Experts watch for child depression during remote learning
Posted at 5:30 PM, Jan 28, 2021
and last updated 2021-01-28 20:51:42-05

BAKERSFIELD, Calif. — It is no secret that the pandemic has been hard on people’s mental health, especially for students. One school district in Las Vegas lost 18 of its students due to suicide over the past nine months, and that situation raises the question: are other districts including here locally dealing with similar issues?

Kern County school districts and Behavior Health say that they have seen an increase in mental health problems among students and staff, but they are trying to help students by utilizing their resources such as counselors and psychologists to help those struggling the most.

“There is really nothing that replaces in-person interactions between students and their teachers and their peers,” said Robert Menszaros, Kern County Superintendent of Schools.

Robert Menszaros with the Kern County Superintendent of Schools says that students' mental health has taken high priority for Kern County school districts because of the pandemic.

“One of the biggest shortcomings of distanced learning is that true connectedness and relationships which are the core social and emotional well-being are really hard to achieve through a computer screen,” said Kelly Richer, Superintendent for Wasco Union Elementary School.

With depression, mental illness, and suicide on the rise nationally, many school districts around the county are working towards making sure their students’ voices are being heard by implementing programs and on-staff counseling services.

“We have counselors in the school for the children available for them to contact at any time, they are on standby for any time,” said Richer.

Kelly Richer, superintendent for Wasco Union Elementary School District told 23ABC that they have had an increase in parents and students needing help during the pandemic and that counselor teams go out and help families that may be struggling in any aspect, whether it’s mentally or financially.

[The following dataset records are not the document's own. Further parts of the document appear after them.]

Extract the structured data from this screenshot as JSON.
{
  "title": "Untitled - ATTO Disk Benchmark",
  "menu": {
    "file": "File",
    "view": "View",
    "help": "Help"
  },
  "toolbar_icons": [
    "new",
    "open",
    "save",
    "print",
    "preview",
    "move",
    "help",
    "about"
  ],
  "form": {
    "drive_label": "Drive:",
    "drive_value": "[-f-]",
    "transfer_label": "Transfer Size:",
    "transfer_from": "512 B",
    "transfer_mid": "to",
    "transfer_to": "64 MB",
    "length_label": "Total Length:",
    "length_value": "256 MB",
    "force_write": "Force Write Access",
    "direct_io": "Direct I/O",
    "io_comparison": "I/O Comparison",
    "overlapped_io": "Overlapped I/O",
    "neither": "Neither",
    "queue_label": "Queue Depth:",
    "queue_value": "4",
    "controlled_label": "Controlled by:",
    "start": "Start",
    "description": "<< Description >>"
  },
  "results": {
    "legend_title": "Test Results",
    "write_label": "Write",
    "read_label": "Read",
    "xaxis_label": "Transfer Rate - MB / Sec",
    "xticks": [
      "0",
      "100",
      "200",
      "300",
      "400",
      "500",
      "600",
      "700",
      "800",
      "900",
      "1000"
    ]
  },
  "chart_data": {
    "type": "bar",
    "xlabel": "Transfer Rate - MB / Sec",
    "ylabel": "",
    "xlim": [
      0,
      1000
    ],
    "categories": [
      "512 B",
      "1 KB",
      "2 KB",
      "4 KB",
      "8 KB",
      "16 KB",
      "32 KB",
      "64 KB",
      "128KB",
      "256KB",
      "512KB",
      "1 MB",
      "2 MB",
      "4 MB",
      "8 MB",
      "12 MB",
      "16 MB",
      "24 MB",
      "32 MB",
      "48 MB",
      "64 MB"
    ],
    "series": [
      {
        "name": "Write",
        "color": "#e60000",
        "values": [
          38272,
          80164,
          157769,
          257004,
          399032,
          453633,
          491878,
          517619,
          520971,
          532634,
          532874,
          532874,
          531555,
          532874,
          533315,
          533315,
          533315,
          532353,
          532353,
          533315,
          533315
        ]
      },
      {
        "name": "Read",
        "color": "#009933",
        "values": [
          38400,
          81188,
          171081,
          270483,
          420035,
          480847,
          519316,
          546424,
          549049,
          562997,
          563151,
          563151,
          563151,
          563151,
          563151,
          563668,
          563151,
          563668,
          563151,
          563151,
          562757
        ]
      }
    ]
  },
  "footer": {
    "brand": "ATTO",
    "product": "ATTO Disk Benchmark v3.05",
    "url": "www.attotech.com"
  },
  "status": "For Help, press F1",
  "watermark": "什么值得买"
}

“School has always been a safe place for kids to go during the day and they don’t have that right now, it is a bit of a difficulty, and the counselors are very busy,” adds Richer.

Rosedale Union School District has also seen an increase in students reaching out for help due to their mental health and they too have created resources for those struggling.

“We have created a plan for social and emotional learning, we are using lessons that our staff have created based on current needs of students, so our students are getting those weekly,” said Crysta Silver Hill, chief administrator of student support, Rosedale Union School District.

According to Crysta Silver Hill with Rosedale Union School District, students are also receiving one-on-one check-ins with staff to make sure that they are doing well emotionally and mentally, but there are also ways that parents can be on the lookout for any signs of depression or suicidal tendencies.

“If they are withdrawing more, if they aren’t as talkative, they just look down or become more angry and argumentative those are all signs that something different is going on with your kid and it is a sign that maybe it is a good time to have them talk with someone.”

For those who may be struggling with their mental health or if your student is showing signs of depression or anxiety, Behavioral Health has resources available.